What does the The big 0 mean for the UK economy?
24th March 2015 By: Ranko Berich
UK CPI – 24/03/2015
For the very first time, Consumer Price Index inflation has ground to a complete halt in year-on-year terms.
George Osbourne and David Cameron have been quick to write off the ‘noflation’ as purely a symptom of lower fuel prices, pointing to the positive aspects of low inflation for British households. While this argument certainly has some weight, today’s data also showed year-on-year deflation in five categories, including food, as well as slower price increases across many others. This suggests that the UK could well be succumbing to the wave of low inflation that has swept the eurozone, and a sustained period of deflation remains a key risk.
Above all, today’s results vindicate the Bank of England’s cautious approach to rate hikes. Today’s fall in CPI was very well signalled by the BoE at the time of their last inflation report, reflected in the lack of impact in the markets.
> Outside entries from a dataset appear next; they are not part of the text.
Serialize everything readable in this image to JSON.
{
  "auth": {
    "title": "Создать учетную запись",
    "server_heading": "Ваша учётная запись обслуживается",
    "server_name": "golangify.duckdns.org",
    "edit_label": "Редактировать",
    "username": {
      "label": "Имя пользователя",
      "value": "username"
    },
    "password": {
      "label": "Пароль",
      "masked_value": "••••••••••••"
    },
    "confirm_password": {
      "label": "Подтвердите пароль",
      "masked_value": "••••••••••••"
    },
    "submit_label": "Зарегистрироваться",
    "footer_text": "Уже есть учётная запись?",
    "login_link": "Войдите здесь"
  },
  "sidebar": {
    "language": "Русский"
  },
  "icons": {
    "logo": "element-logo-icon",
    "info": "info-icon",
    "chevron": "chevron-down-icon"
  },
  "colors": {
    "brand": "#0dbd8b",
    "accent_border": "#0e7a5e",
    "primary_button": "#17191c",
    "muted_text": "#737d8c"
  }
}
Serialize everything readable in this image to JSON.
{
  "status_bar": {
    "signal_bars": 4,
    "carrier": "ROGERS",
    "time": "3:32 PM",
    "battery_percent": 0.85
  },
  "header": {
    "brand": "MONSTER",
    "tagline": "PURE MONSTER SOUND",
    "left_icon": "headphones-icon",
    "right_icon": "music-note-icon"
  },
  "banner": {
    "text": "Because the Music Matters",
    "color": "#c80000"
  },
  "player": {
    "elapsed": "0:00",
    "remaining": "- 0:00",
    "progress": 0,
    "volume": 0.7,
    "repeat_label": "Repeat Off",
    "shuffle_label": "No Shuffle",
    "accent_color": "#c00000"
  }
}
Looking ahead if this shock is indeed temporary, and inflation stabilises, then the Bank and the Government can pat themselves on the back while consumers enjoy a real wage boost. However, if this is the beginning of a permanent slump in prices then both fiscal and monetary policy in the UK will have to take a long, hard look in the mirror.